When many people think of grilling, they think of burgers and steaks. However, red meat isn’t the healthiest choice. Consider replacing it with a heart-healthy option. “Red meat contains a lot of saturated fat, which is bad for your heart,” said Joshua George, R.D., Clinical Nutrition and Patient Services manager at Inspira Health. “It’s linked to high cholesterol, which increases the risk of heart attack and stroke.”
Instead, trim off excess fat and limit your portion size of red meat or opt for foods lower in saturated fat. Some options that don’t sacrifice flavor include chicken kebabs, marinated fish filets, turkey burgers and vegan meat alternatives.

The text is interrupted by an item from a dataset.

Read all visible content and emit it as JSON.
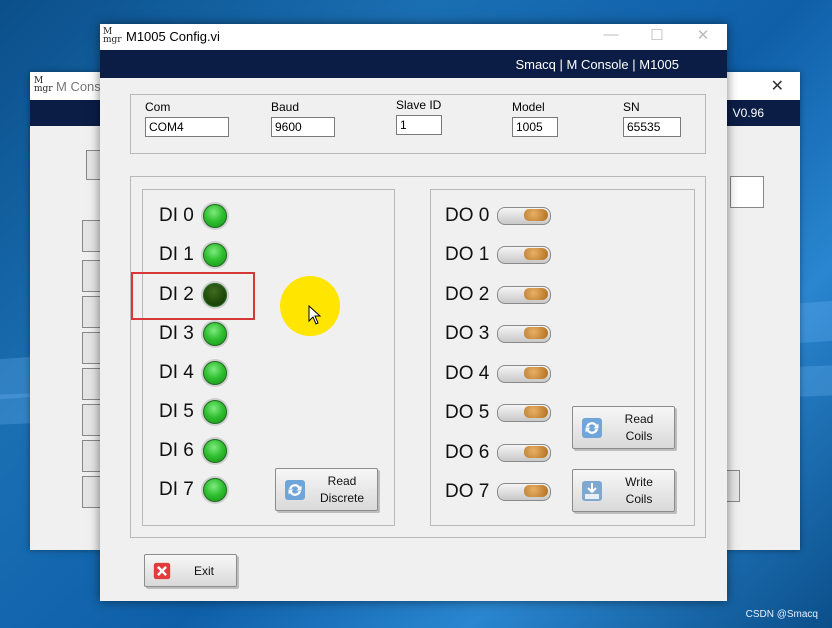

Complement your meal with a whole grain bun for extra fiber or a lettuce wrap for fewer calories.
Make room for fruits and vegetables
Grilling is an excellent way to get more fruits and vegetables onto your plate—you should aim for a meal that’s about 50 percent produce. Plus, fruits and vegetables are lower in calories and more filling than most starches. Chopped salads, veggie skewers and Portobello burgers are great meatless options. For dessert, try grilling peaches, pineapple or watermelon. Fruit contains natural sugars that caramelize in high heat, so grilling gives them extra flavor and sweetness.
Avoid grill buildup
“When meat is exposed to open flames and high heat, it creates heterocyclic amines. The smoke caused by fat burning on the grill contains another chemical, polycyclic aromatic hydrocarbons,” said George. “These two chemicals have been linked to an increased risk of cancer.”
Ways to reduce the formation of carcinogenic chemicals include:
- Partially cooking meats prior to grilling to limit the time on the grill
- Trimming excess or visible fat and removing skin from poultry to reduce flare-ups
- Lining your grill with perforated foil to minimize smoke
- Marinating your food and draining completely before grilling to limit flare-ups and carcinogens
- Keeping a spray bottle full of water nearby to manage any flare-ups
- Cleaning your grill after each use to prevent food buildup and charred residue
Practice food safety
“There’s a definite uptick in foodborne illness during the summer,” said George. “This is because warmer temperatures cause harmful germs to spread. And it’s common for foods to be held at inappropriate temperatures for long periods of time during outdoor gatherings.”
Practice food safety by taking these steps:
- Avoid cross-contamination by separating uncooked meat, poultry and seafood from other foods
- Refrigerate raw foods at 41°F or lower until it’s time to grill
- Wash your hands, work surfaces and utensils before and after handling uncooked food
- Thaw or marinate raw meat in the refrigerator or under cool running water instead of on the counter and cook immediately once thawed
- Dispose of old marinades, seasonings and sauces that have been in contact with uncooked foods
Use a meat thermometer
Always use a meat thermometer to ensure your food is safe for consumption. The minimum temperature guidelines are:
- 145°F for whole cuts of meat and fish
- 160°F for ground meat
- 165°F for pre-cooked meats and poultry
For more information or to book an appointment with an Inspira Health dietitian, please visit InspiraHealthNetwork.org.
Inspira Health is a high reliability organization (HRO), which means safety is the top priority for patients and staff. To make an appointment, call 1-800-INSPIRA.